There is no dearth of explanations or reasons proffered for our anaemic post-Independence development: ethnic/racial divisions; underdevelopment of our economy and our society by the departed colonials; squabbling politicians; lack of capital; brain drain, etc. But for each of the identified constraints, and then some (for instance, lack of physical resources), other countries – such as S. Korea, Singapore, and others in the Far East – have yet jumped from Third World to First World status.
But now that our capital constraint is going to be eased through our oil revenues, we would like to place on the agenda one factor that somehow has not received the attention that we believe it should have: the need for us to have a strong desire to work for the common good. Now, it might be said that this is a consequence of the divisions in our society, but this should have been addressed by the Ethnic Relations Commission (ERC), which was formed to address this circumstance and has a budget of more than $200 million annually.
One of the ERC’s mandates clearly states that it should: “Identify and analyse factors inhibiting the attainment of harmonious relations between ethnic groups, particularly barriers to the participation of any ethnic group in social, economic, commercial, financial, cultural and political endeavours, and recommend to the National Assembly and other relevant public or private sector bodies how these factors should be overcome.” One factor affecting harmonious ethnic relations is lack of a nationalistic spirit to overcome our challenges – especially economic ones.
Less than a decade ago, noted CUNY political scientist Richard Wolin visited China and asked one worker, “What do people here do on weekends?” The reply, to his surprise, was, “We have no weekends. We have to work hard to pass America!” They are now poised to accomplish that goal. On his tours across many campuses and cities, he found the same sentiment very widespread. The people were willing to work for what they saw as the good of their country. Because of such an orientation, China has been able to maintain a double-digit growth rate for three decades, and is now the second largest economy in the world – just behind the US.
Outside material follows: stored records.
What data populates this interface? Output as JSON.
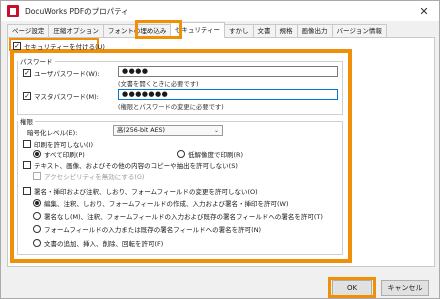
{
  "window": {
    "title": "DocuWorks PDFのプロパティ",
    "close_glyph": "✕"
  },
  "tabs": [
    {
      "label": "ページ設定"
    },
    {
      "label": "圧縮オプション"
    },
    {
      "label": "フォントの埋め込み"
    },
    {
      "label": "セキュリティー"
    },
    {
      "label": "すかし"
    },
    {
      "label": "文書"
    },
    {
      "label": "規格"
    },
    {
      "label": "画像出力"
    },
    {
      "label": "バージョン情報"
    }
  ],
  "security": {
    "enable_label": "セキュリティーを付ける(U)",
    "enable_checked": true,
    "password_section": {
      "title": "パスワード",
      "user_pw_label": "ユーザパスワード(W):",
      "user_pw_checked": true,
      "user_pw_value": "●●●●",
      "user_pw_hint": "(文書を開くときに必要です)",
      "master_pw_label": "マスタパスワード(M):",
      "master_pw_checked": true,
      "master_pw_value": "●●●●●●●",
      "master_pw_hint": "(権限とパスワードの変更に必要です)"
    },
    "permissions": {
      "title": "権限",
      "enc_level_label": "暗号化レベル(E):",
      "enc_level_value": "高(256-bit AES)",
      "allow_print_label": "印刷を許可しない(I)",
      "print_all_label": "すべて印刷(P)",
      "print_low_label": "低解像度で印刷(R)",
      "no_copy_label": "テキスト、画像、およびその他の内容のコピーや抽出を許可しない(S)",
      "accessibility_label": "アクセシビリティを無効にする(G)",
      "no_change_label": "署名・挿印および注釈、しおり、フォームフィールドの変更を許可しない(O)",
      "change_options": [
        {
          "label": "編集、注釈、しおり、フォームフィールドの作成、入力および署名・挿印を許可(W)",
          "selected": true
        },
        {
          "label": "署名なし(M)、注釈、フォームフィールドの入力および既存の署名フィールドへの署名を許可(T)",
          "selected": false
        },
        {
          "label": "フォームフィールドの入力または既存の署名フィールドへの署名を許可(N)",
          "selected": false
        },
        {
          "label": "文書の追加、挿入、削除、回転を許可(F)",
          "selected": false
        }
      ]
    }
  },
  "buttons": {
    "ok": "OK",
    "cancel": "キャンセル"
  },
  "colors": {
    "highlight": "#f0900a",
    "focus_border": "#0078d7"
  }
}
Japan, which led the thrust for ‘miracle growth’ in the post WWII era, was also helped by a strong patriotic fervour among its people. Many people conveniently forget that the Industrial Revolution in Britain and Europe followed their consolidation as nation states, where the people were willing to sacrifice for “King and country”. While the US overthrew the king, its citizens also rallied for the national cause.
In Guyana, we are still at a point where the feeling of ‘we, the people’ has not been inculcated into the psyche of our people. In the absence of such a sentiment, individuals would act only in the interest of their sub-group or themselves on an individual basis. Looking out for “No 1” becomes the rallying cry. The ERC can work to change this.
Guyanese should compare the differential rates of development in the Far East, where exertion for the common good is commonplace, and that of let’s say Africa, or our own Guyana, where we are riven along ethnic lines. We must do better. In our estimation, the Ethnic Relations Commission (ERC) lost a golden opportunity, as was pointed out by President Ali, not to consult with his government in the structuring of their “National Conversation” to improve ethnic relations. One of their mandates is “Consult with other bodies and persons to determine and specify the perceived needs of the various ethnic groups for the fostering of harmonious relations.”
In societies lacking an ethos of the common good, people do what is advantageous for themselves, and have no qualms in abandoning principles or changing sides when it is beneficial to them. This expedient behaviour also encourages corruption. Corruption is not just a problem of political systems, it an attitudinal problem. Persons who are little inclined to accept personal disadvantages for the common good are easily corrupted.